Natural and sexual selection do tend to get most of the attention and this is because they tend to possess more explanatory power.
PZ says evolutionary psychologists downplay the genetic diversity of the present. It would be interesting to know where they do so and why. Examples seem pretty thin on the ground.
Greg again – can’t hear him well, but he seems to suggest that the understanding of adaptation professed by Evolutionary Psychologists comes from a shonky definition someone gave at a conference somewhere. I very much doubt that.
He talks about some studies done into human preferences for certain landscapes. He seems to be doing the same thing he did in regards to the cheater detection module, in that he is pulling a few examples out and saying how ludicrous they are (so he mentions that the notion that “we like bonsai trees” is pertinent to notions of us preferring savannah landscapes to some hilarity in the course of this section). He does not talk about the wider understanding of this line of enquiry, the extent of variety of the supporting evidence, the number of participants, quality of experiments and so on.
He seems to suggest that Evolutionary Psychologists claim that the Serengeti represents an optimal environment (they don’t, they claim that life in Africa probably left behavioural propensities) and that this is challenged by the fact that the Serengeti is currently inhospitable (not pertinent).
PZ then goes on to complain that Evolutionary Psychologists tend to regard Palaeolithic humans as a monoculture and derive too much from a cartoon image of ancient humans.
No – the opposite is true. Many of them tentatively contend we are of the same innate psychological capacity as people living in the Pleistocene. People today are capable of cultural diversity, so therefore if people in the Pleistocene were psychologically equivalent they would be able to enjoy cultural diversity.
PZ then says that evolutionary psychologists somehow miss the point that the universals they propose adaptations to (predation and so on) have always been true for our ancestors and for other forms of life.
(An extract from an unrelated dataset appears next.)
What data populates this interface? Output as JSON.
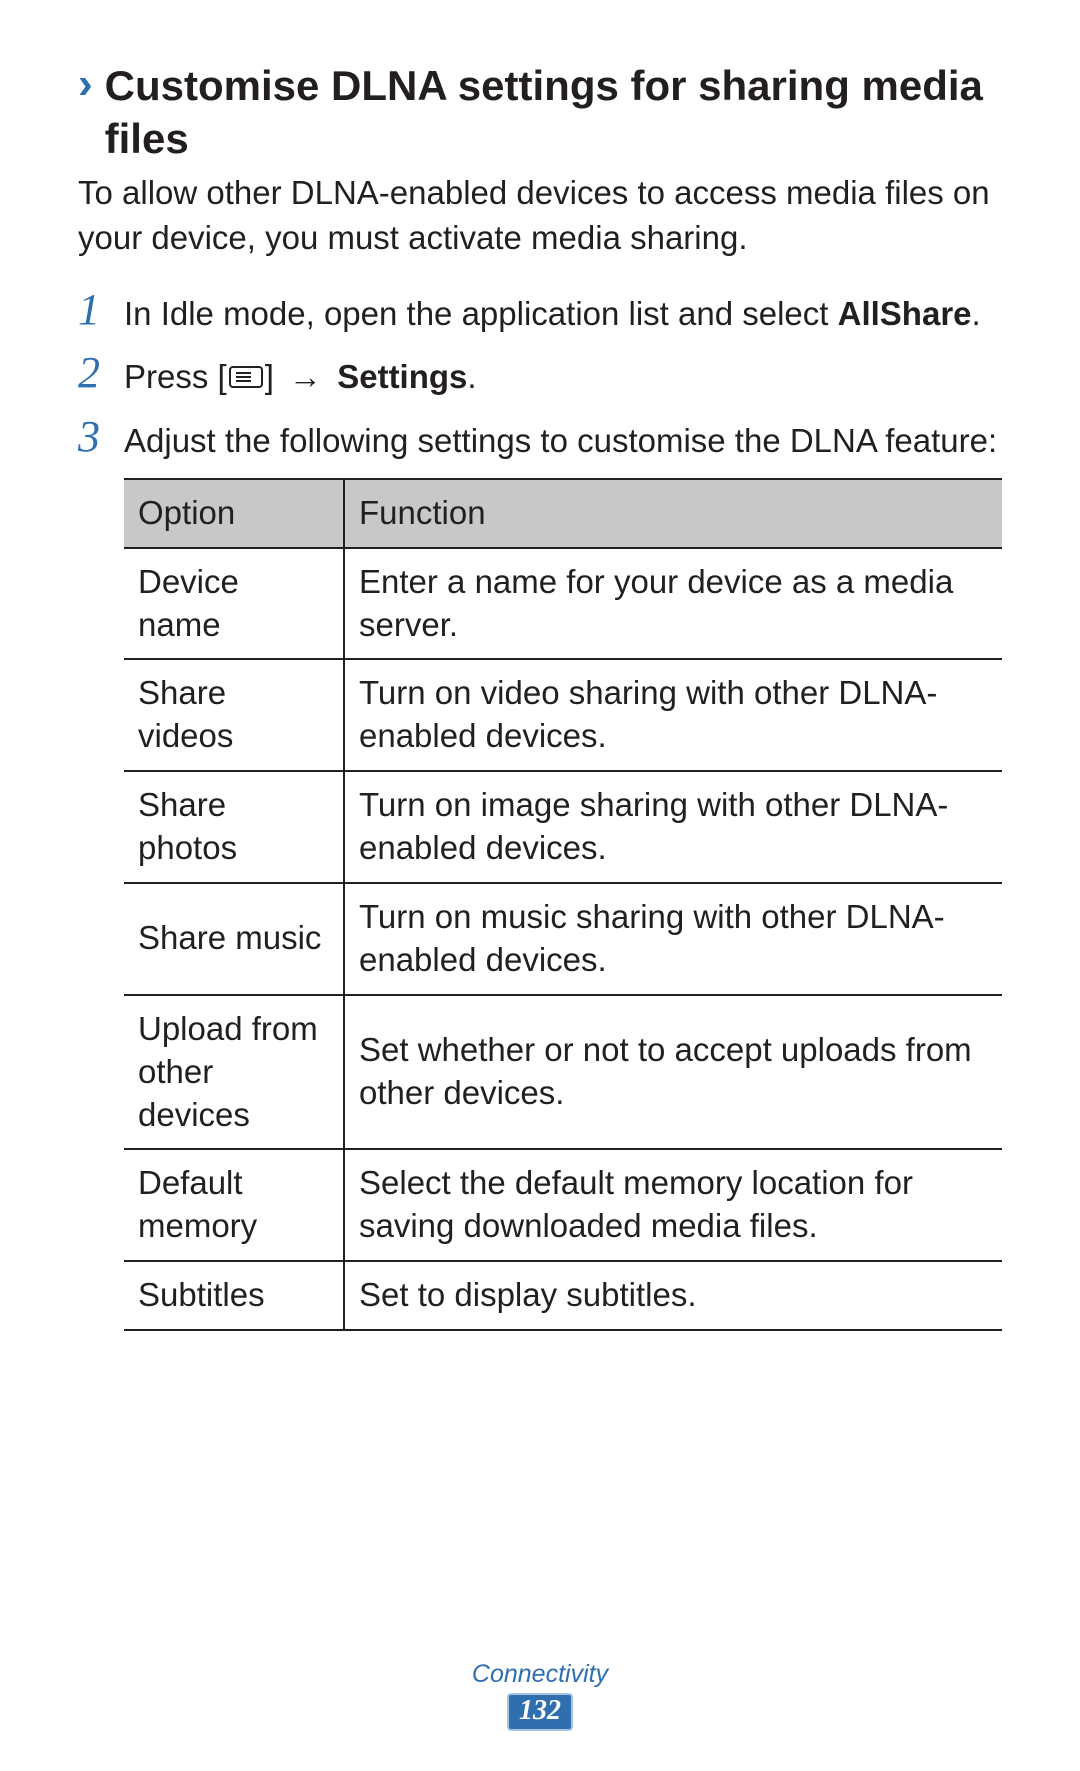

Seems an odd objection – do evolutionary psychologists state that humans are the only species to feel fear of predators, for example? No. It would be totally consistent with evolutionary psychology to assume that our ancestors experienced fear long before they were human.
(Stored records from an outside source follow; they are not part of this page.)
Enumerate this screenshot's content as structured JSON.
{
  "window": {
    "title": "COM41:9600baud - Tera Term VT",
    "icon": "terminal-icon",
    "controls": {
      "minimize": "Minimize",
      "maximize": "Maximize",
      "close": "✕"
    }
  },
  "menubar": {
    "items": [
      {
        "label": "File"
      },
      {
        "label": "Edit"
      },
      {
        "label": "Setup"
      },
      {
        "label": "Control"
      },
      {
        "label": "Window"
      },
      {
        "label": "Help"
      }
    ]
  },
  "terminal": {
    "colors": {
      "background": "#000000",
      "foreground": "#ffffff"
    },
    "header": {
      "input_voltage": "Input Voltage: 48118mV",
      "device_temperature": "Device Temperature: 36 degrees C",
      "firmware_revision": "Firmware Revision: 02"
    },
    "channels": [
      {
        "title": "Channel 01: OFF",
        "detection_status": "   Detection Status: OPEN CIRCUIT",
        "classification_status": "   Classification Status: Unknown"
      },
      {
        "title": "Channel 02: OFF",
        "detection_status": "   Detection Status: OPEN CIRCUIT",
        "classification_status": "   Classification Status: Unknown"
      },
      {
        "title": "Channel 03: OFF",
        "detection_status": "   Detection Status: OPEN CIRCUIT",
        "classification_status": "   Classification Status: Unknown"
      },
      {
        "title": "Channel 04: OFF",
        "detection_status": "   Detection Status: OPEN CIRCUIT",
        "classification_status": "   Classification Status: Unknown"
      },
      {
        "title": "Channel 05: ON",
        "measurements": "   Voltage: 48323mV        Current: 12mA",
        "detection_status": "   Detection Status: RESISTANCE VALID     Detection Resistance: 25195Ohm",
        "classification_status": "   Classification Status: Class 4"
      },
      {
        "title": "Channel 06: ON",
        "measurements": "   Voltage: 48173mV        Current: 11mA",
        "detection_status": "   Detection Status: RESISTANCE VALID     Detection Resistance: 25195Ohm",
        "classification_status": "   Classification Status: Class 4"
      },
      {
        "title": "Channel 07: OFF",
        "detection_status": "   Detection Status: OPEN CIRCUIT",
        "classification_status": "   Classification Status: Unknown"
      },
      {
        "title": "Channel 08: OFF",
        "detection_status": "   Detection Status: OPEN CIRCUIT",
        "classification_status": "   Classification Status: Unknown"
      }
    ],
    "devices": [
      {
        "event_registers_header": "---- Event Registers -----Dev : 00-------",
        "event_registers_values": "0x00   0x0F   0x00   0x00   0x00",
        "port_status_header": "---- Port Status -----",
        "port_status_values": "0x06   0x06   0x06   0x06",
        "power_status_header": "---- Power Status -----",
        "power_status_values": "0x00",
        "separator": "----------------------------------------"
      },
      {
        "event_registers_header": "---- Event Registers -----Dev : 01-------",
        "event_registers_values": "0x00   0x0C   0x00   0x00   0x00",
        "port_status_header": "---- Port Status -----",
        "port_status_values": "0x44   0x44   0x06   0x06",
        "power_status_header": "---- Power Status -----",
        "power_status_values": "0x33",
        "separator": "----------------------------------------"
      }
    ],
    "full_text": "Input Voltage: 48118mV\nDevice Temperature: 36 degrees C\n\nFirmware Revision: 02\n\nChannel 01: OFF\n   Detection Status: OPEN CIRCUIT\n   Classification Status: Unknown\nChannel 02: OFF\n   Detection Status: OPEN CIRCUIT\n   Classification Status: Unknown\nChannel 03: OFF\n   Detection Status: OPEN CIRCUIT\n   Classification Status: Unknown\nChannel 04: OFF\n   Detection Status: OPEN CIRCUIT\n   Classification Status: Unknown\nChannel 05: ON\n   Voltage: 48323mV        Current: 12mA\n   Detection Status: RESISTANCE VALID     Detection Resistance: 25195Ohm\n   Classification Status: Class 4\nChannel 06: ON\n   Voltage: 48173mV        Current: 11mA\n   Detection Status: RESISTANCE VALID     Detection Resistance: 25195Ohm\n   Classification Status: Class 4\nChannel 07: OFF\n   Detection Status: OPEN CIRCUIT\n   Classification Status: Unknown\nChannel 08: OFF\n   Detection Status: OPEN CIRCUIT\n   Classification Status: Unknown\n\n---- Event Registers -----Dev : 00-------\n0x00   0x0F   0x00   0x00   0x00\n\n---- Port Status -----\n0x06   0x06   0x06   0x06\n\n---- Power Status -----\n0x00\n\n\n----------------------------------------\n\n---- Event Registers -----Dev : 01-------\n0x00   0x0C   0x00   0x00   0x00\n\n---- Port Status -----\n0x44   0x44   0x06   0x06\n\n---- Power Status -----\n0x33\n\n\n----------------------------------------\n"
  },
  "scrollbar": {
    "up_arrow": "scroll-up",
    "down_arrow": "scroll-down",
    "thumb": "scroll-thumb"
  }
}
Indre claims she will be a devil’s advocate and points out that it is during the time period being discussed that the brain assumed its typical shape.
She is right here but she is missing the point that it is more as a result of looking back (gathering evidence as to when certain behaviours can no longer be found in the archaeological record) as opposed to “when did the brain assume it’s current shape” (which is no doubt important, but not the whole story) which leads to the contention.
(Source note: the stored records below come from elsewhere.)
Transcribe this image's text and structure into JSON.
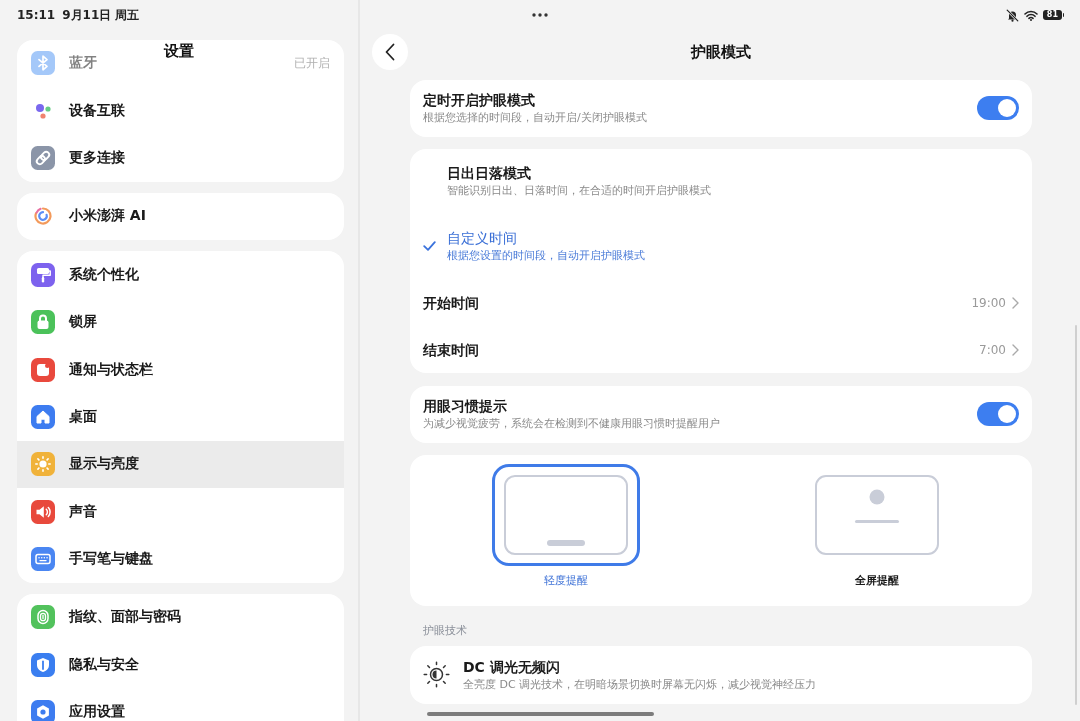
{
  "status_bar": {
    "time": "15:11",
    "date": "9月11日 周五",
    "battery": "81"
  },
  "sidebar": {
    "title": "设置",
    "groups": [
      {
        "items": [
          {
            "label": "蓝牙",
            "value": "已开启",
            "faded": true,
            "selected": false
          },
          {
            "label": "设备互联",
            "faded": false,
            "selected": false
          },
          {
            "label": "更多连接",
            "faded": false,
            "selected": false
          }
        ]
      },
      {
        "items": [
          {
            "label": "小米澎湃 AI",
            "faded": false,
            "selected": false
          }
        ]
      },
      {
        "items": [
          {
            "label": "系统个性化",
            "faded": false,
            "selected": false
          },
          {
            "label": "锁屏",
            "faded": false,
            "selected": false
          },
          {
            "label": "通知与状态栏",
            "faded": false,
            "selected": false
          },
          {
            "label": "桌面",
            "faded": false,
            "selected": false
          },
          {
            "label": "显示与亮度",
            "faded": false,
            "selected": true
          },
          {
            "label": "声音",
            "faded": false,
            "selected": false
          },
          {
            "label": "手写笔与键盘",
            "faded": false,
            "selected": false
          }
        ]
      },
      {
        "items": [
          {
            "label": "指纹、面部与密码",
            "faded": false,
            "selected": false
          },
          {
            "label": "隐私与安全",
            "faded": false,
            "selected": false
          },
          {
            "label": "应用设置",
            "faded": false,
            "selected": false
          }
        ]
      }
    ]
  },
  "detail": {
    "title": "护眼模式",
    "schedule": {
      "title": "定时开启护眼模式",
      "description": "根据您选择的时间段，自动开启/关闭护眼模式",
      "on": true
    },
    "modes": [
      {
        "title": "日出日落模式",
        "description": "智能识别日出、日落时间，在合适的时间开启护眼模式",
        "selected": false
      },
      {
        "title": "自定义时间",
        "description": "根据您设置的时间段，自动开启护眼模式",
        "selected": true
      }
    ],
    "times": [
      {
        "label": "开始时间",
        "value": "19:00"
      },
      {
        "label": "结束时间",
        "value": "7:00"
      }
    ],
    "habit_reminder": {
      "title": "用眼习惯提示",
      "description": "为减少视觉疲劳，系统会在检测到不健康用眼习惯时提醒用户",
      "on": true
    },
    "reminder_styles": [
      {
        "label": "轻度提醒",
        "kind": "banner",
        "selected": true
      },
      {
        "label": "全屏提醒",
        "kind": "fullscreen",
        "selected": false
      }
    ],
    "tech_section": {
      "label": "护眼技术",
      "items": [
        {
          "title": "DC 调光无频闪",
          "description": "全亮度 DC 调光技术，在明暗场景切换时屏幕无闪烁，减少视觉神经压力"
        }
      ]
    }
  }
}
The panel then seem to derive some amusement from the fact that the Pleistocene is a big long period of history. I wonder why? If it was a great big period, and it only finished 12,000 years ago, it seems to make the proposition that a great deal relating to the innate content of our minds occurred therein all the more modest.
Half an hour in, so I am going to stop there for now.